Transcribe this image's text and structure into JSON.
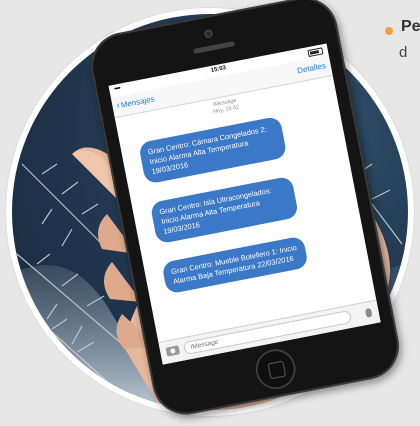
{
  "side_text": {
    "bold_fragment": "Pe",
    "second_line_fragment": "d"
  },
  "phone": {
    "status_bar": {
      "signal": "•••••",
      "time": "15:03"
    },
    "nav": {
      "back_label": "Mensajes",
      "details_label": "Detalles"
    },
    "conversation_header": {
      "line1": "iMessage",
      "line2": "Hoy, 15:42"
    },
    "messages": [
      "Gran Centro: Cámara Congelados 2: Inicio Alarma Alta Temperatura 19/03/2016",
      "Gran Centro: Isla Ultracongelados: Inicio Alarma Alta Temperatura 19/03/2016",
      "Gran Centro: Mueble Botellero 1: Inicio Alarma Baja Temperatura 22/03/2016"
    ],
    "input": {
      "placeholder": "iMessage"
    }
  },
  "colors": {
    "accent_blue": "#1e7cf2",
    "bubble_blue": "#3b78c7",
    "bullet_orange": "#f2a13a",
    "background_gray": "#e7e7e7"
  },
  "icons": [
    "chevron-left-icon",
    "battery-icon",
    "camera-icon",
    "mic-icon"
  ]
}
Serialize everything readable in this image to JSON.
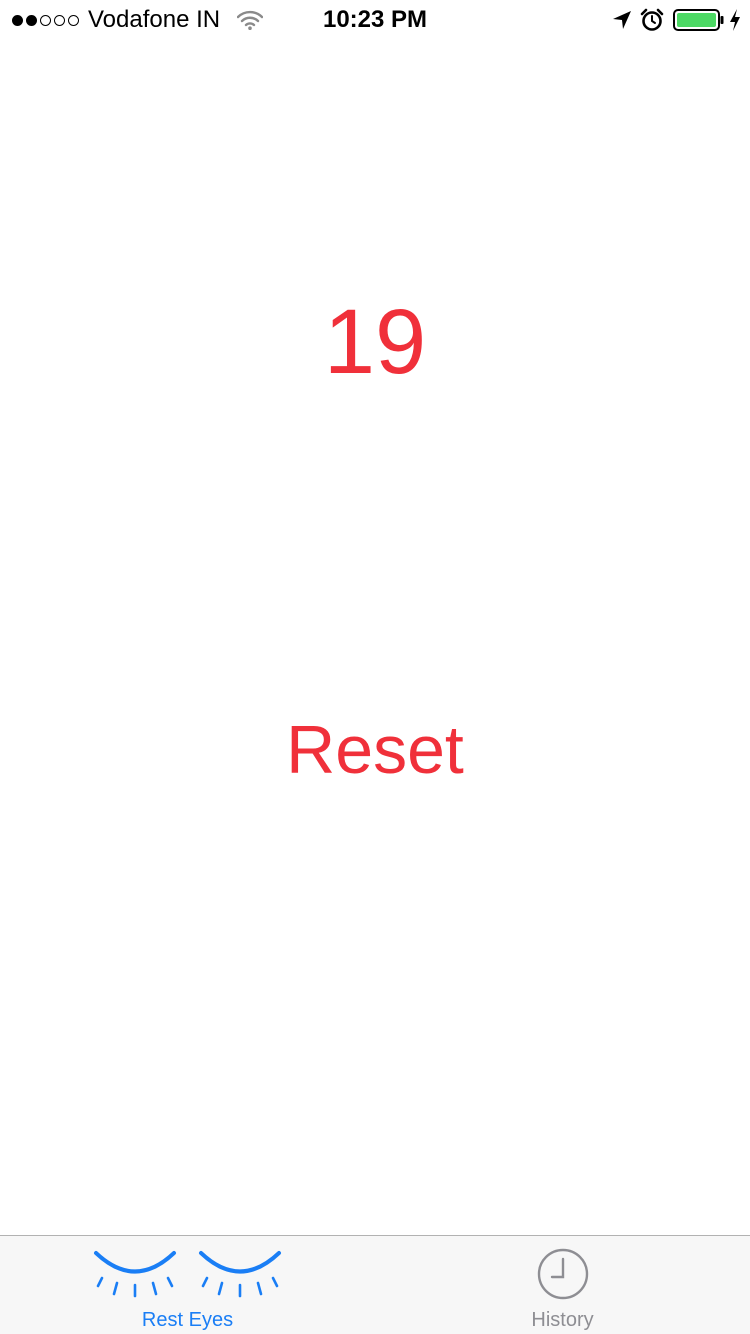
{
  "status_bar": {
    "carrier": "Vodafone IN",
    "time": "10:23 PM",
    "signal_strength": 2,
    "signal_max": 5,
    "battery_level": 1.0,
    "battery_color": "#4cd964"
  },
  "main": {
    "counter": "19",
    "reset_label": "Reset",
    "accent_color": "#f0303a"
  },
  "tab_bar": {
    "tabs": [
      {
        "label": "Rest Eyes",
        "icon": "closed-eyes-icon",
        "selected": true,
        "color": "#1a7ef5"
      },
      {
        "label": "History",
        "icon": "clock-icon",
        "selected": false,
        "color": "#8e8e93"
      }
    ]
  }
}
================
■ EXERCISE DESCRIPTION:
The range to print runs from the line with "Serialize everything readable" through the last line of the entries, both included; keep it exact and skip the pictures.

■ RESPONSE BOX:
Serialize everything readable in this image to JSON.
{
  "status_bar": {
    "carrier": "Vodafone IN",
    "time": "10:23 PM",
    "signal_strength": 2,
    "signal_max": 5,
    "battery_level": 1.0,
    "battery_color": "#4cd964"
  },
  "main": {
    "counter": "19",
    "reset_label": "Reset",
    "accent_color": "#f0303a"
  },
  "tab_bar": {
    "tabs": [
      {
        "label": "Rest Eyes",
        "icon": "closed-eyes-icon",
        "selected": true,
        "color": "#1a7ef5"
      },
      {
        "label": "History",
        "icon": "clock-icon",
        "selected": false,
        "color": "#8e8e93"
      }
    ]
  }
}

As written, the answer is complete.